(Stored items)
[Start of Attachment]

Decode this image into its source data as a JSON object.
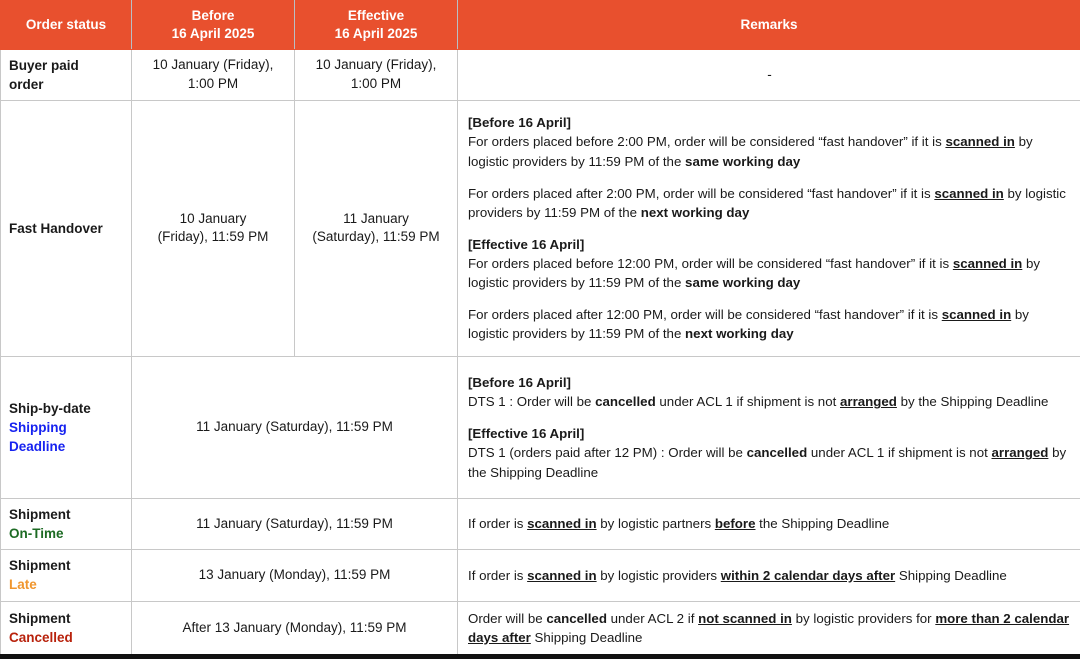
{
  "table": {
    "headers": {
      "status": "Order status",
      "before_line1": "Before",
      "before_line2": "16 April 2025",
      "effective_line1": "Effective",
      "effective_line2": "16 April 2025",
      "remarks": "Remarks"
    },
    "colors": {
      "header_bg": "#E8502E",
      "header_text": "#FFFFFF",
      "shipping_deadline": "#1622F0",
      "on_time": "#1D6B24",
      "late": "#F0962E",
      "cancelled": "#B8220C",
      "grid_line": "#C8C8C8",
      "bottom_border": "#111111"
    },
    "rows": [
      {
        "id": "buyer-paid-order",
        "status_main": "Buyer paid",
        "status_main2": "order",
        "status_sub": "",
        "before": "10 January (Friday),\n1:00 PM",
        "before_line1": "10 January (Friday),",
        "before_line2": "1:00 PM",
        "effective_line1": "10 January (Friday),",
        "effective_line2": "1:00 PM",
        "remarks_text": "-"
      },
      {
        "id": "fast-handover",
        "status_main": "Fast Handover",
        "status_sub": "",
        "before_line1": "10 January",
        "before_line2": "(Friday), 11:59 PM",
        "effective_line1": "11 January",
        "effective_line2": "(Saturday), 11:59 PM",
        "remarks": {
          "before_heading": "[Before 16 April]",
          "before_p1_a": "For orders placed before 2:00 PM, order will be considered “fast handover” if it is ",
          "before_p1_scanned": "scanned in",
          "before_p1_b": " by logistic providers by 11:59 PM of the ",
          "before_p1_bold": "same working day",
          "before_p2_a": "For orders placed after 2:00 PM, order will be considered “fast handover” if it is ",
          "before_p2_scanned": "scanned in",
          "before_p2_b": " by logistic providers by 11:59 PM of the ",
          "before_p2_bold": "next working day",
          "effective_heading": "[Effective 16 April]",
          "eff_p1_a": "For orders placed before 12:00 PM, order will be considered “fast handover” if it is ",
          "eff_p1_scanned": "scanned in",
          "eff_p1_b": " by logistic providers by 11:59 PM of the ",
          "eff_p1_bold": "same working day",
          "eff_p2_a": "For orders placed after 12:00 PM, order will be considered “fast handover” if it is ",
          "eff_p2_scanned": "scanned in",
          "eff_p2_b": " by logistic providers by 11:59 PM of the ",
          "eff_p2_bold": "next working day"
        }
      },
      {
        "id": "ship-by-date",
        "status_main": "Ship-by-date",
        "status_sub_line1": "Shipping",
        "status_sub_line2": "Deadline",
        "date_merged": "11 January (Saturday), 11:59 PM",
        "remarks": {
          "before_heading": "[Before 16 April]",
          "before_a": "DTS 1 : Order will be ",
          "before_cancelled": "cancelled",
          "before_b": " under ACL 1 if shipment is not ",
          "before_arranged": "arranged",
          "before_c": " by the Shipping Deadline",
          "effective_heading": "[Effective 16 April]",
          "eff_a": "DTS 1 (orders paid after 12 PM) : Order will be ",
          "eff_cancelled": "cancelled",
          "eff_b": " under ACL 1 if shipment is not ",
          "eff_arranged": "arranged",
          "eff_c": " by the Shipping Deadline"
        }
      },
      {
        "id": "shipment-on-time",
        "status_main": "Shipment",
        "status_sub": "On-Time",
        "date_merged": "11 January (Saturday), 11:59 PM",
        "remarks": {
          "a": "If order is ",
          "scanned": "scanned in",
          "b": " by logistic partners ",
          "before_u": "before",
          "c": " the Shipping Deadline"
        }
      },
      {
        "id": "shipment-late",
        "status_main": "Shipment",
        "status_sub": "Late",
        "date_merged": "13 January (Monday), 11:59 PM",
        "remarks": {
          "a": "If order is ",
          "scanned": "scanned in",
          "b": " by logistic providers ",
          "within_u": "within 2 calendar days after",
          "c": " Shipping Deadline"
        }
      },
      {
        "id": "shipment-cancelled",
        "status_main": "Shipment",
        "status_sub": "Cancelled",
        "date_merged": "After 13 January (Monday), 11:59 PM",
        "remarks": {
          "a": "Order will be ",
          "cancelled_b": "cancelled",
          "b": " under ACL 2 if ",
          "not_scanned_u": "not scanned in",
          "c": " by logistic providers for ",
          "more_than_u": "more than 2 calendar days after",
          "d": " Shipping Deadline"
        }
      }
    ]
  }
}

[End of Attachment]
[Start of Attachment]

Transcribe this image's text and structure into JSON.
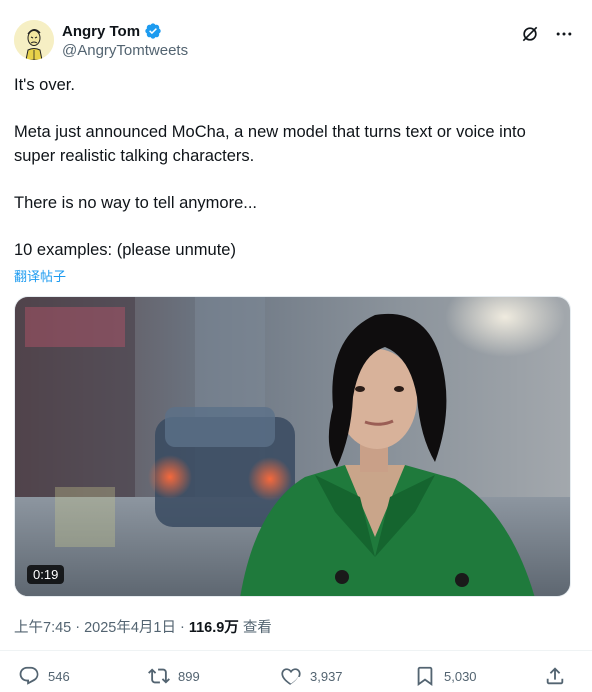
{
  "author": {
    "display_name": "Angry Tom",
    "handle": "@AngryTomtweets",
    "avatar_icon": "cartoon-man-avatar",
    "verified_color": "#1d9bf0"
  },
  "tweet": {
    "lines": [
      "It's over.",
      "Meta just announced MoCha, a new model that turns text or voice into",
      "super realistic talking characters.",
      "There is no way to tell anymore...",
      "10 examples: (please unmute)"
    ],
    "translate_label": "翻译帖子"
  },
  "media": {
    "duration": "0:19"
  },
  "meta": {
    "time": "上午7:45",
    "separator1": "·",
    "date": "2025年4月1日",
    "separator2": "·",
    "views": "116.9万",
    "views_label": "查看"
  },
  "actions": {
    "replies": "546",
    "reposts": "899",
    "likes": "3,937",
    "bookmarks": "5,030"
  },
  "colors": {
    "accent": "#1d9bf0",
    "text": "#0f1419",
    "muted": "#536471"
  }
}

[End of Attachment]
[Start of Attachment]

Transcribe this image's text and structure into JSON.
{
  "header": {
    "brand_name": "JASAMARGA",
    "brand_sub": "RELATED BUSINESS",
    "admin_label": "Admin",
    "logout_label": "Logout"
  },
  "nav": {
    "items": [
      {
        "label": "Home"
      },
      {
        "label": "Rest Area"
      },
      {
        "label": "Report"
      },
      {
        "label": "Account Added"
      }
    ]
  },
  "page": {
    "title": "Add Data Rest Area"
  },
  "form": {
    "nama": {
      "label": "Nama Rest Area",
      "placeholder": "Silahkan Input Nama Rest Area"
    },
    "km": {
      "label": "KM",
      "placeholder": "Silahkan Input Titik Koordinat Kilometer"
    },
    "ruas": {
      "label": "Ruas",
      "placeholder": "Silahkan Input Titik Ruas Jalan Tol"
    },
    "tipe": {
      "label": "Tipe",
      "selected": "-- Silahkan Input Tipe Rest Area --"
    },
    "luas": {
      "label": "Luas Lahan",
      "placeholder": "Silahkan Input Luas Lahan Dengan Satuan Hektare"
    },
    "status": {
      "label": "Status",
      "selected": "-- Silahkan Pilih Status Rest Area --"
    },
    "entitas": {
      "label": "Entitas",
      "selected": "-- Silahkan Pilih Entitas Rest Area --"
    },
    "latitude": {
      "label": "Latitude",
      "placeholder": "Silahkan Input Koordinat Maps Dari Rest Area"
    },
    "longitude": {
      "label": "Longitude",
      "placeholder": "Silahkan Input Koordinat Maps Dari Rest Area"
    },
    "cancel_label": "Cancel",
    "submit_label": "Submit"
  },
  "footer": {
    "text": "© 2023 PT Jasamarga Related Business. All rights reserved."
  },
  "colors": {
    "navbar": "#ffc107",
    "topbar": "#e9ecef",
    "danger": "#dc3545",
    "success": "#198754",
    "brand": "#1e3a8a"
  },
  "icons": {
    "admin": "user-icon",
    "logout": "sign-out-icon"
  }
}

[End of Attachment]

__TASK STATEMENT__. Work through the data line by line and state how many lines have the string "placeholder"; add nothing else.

__ANSWER TO THE PROBLEM__. 6